Written with the art of a skilled fiction writer whose ear for Irish bluster is pitch-perfect,Whoredom in Kimmagetells the tale of contemporary Irish women through a series of brilliantly animated scences that take the reader from Dillon's tiny pub in rural Corofin to the heart of Dublin. This beguiling account of Irish life transcends that nation's small shores through the power of Mahoney's great storytelling gifts. Before the phenomena of Frank McCourt'sAngela's Ashes, and Thomas Cahill'sHow the Irish Saved Civilization, Rosemary Mahoney traveled to Ireland in response to the growing feeling that changes were taking place, and that those changes directly involved women. Her ideas are animated in brilliantly crafted scenes, taking the reader from Dillon's tiny pub in Corofin to a lesbian pub in Dublin, from a Legion of Mary meeting to a classroom full of boisterous schoolgirls determined to drive their teacher, S'ta Keatin', over the edge. Here, too, are scenes with Ireland's first woman president, Mary Robinson, and the country's preeminent woman poet, Eavan Boland. But most memorable, and perhaps most prescient of the recent enchantment with literature about the Emerald Isle, are Mahoney's pitch-perfect ear for Irish bluster and warmth, her eye for detail, and people so real and unforgettable you'd think they were having a cup of tea with you.

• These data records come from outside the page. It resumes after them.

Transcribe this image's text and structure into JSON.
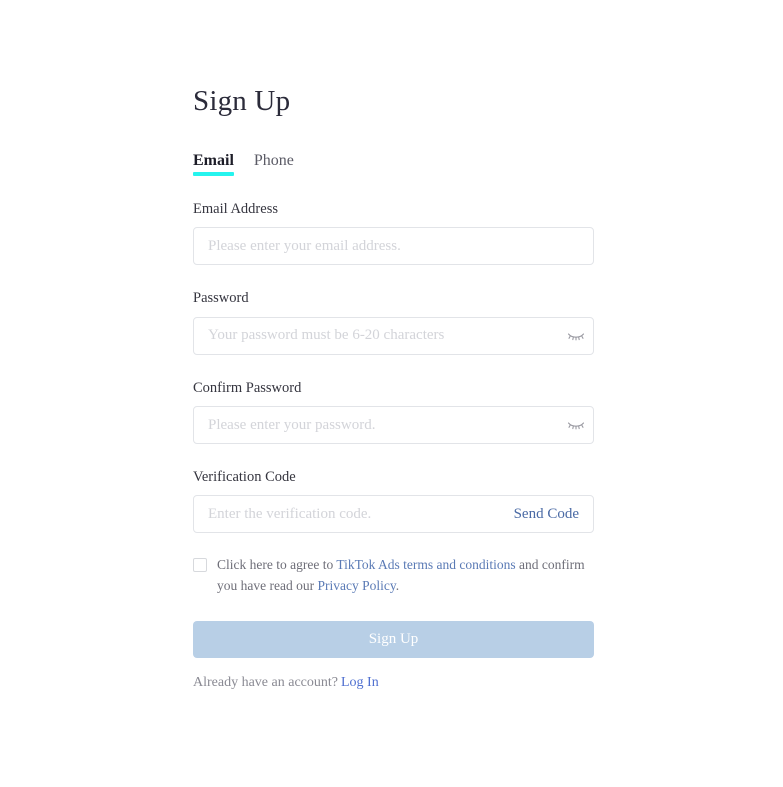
{
  "page": {
    "title": "Sign Up",
    "background": "#ffffff"
  },
  "colors": {
    "tab_accent": "#25f4ee",
    "link_blue": "#5a7ab5",
    "send_code_blue": "#4a6aa5",
    "login_link_blue": "#4f6fd0",
    "submit_disabled_bg": "#b8cfe6",
    "input_border": "#e2e4e8",
    "placeholder": "#d3d4d9"
  },
  "tabs": [
    {
      "label": "Email",
      "active": true
    },
    {
      "label": "Phone",
      "active": false
    }
  ],
  "fields": {
    "email": {
      "label": "Email Address",
      "placeholder": "Please enter your email address.",
      "value": ""
    },
    "password": {
      "label": "Password",
      "placeholder": "Your password must be 6-20 characters",
      "value": "",
      "toggle_icon": "eye-slash-icon"
    },
    "confirm_password": {
      "label": "Confirm Password",
      "placeholder": "Please enter your password.",
      "value": "",
      "toggle_icon": "eye-slash-icon"
    },
    "verification_code": {
      "label": "Verification Code",
      "placeholder": "Enter the verification code.",
      "value": "",
      "send_code_label": "Send Code"
    }
  },
  "agreement": {
    "checked": false,
    "text_part1": "Click here to agree to ",
    "link1": "TikTok Ads terms and conditions",
    "text_part2": " and confirm you have read our ",
    "link2": "Privacy Policy",
    "text_part3": "."
  },
  "submit": {
    "label": "Sign Up",
    "disabled": true
  },
  "footer": {
    "prompt": "Already have an account?",
    "login_label": "Log In"
  }
}
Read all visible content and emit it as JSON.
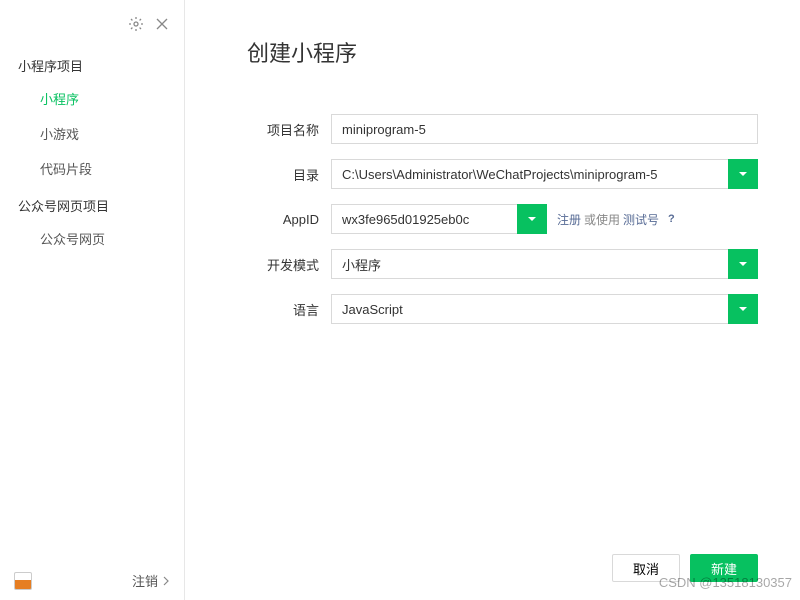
{
  "sidebar": {
    "sections": [
      {
        "title": "小程序项目",
        "items": [
          "小程序",
          "小游戏",
          "代码片段"
        ]
      },
      {
        "title": "公众号网页项目",
        "items": [
          "公众号网页"
        ]
      }
    ],
    "active_item": "小程序",
    "logout_label": "注销"
  },
  "page": {
    "title": "创建小程序"
  },
  "form": {
    "project_name": {
      "label": "项目名称",
      "value": "miniprogram-5"
    },
    "directory": {
      "label": "目录",
      "value": "C:\\Users\\Administrator\\WeChatProjects\\miniprogram-5"
    },
    "appid": {
      "label": "AppID",
      "value": "wx3fe965d01925eb0c",
      "links": {
        "register": "注册",
        "or_use": "或使用",
        "test": "测试号",
        "help": "?"
      }
    },
    "dev_mode": {
      "label": "开发模式",
      "value": "小程序"
    },
    "language": {
      "label": "语言",
      "value": "JavaScript"
    }
  },
  "footer": {
    "cancel": "取消",
    "confirm": "新建"
  },
  "watermark": "CSDN @13518130357",
  "colors": {
    "accent": "#07c160",
    "link": "#576b95"
  }
}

She finds no beauty, no happiness or anything charming in the Ireland she visits. She says she loves it there - but every person she encounters is deeply flawed - some are yellow toothed, watery eyed, imbecilic or plain crazy. She seems to be able to barely tolerate all the people who surround her. Her criticisms reach everyone - young and old - she even manages to find fault with the young daughters of Irish poet Eavan Boland.
The only person that does not suffer such scrutiny is herself - she glides through Ireland the object of everyone's affection and beloved by all and the recipient of so many advances I would hardly be able to count. Her writing sure lacks any reflection of beauty that these people might have seen. She sounds like the most unlikeable and miserable of creatures.
The subtitle of this book suggests that the book is intended to be an examination of women in Ireland. Most chapters seem to have no relationship to that subject - the few that do are sprinkled around and are in jarring contrast to her self indulgent chapters about her encounters with the local people of Corofin where she is living and her travels to other parts of the country. Most of the book is concerned with describing the Irish people (one by one) as odd, alcoholic and ugly while spending equal time assuring her readers that she is desired by all those who meet her.
Mahoney's writing is sometimes incoherent and impossible to get through - she sprinkles quotes around without sufficient context. The book is split into three parts - why is it in three parts? I couldn't tell you - there doesn't seem to be any reason for the division - the parts within chapters also seem to be placed randomly for perhaps visual effect more than a means of organizing the subject matter. (or maybe just laziness)
I read this book because I was looking for the author's new book about the Nile that received very positive reviews. I picked this book up because I have an interest in all things Irish and thought it might be an interesting and illuminating read. I couldn' t have been more wrong.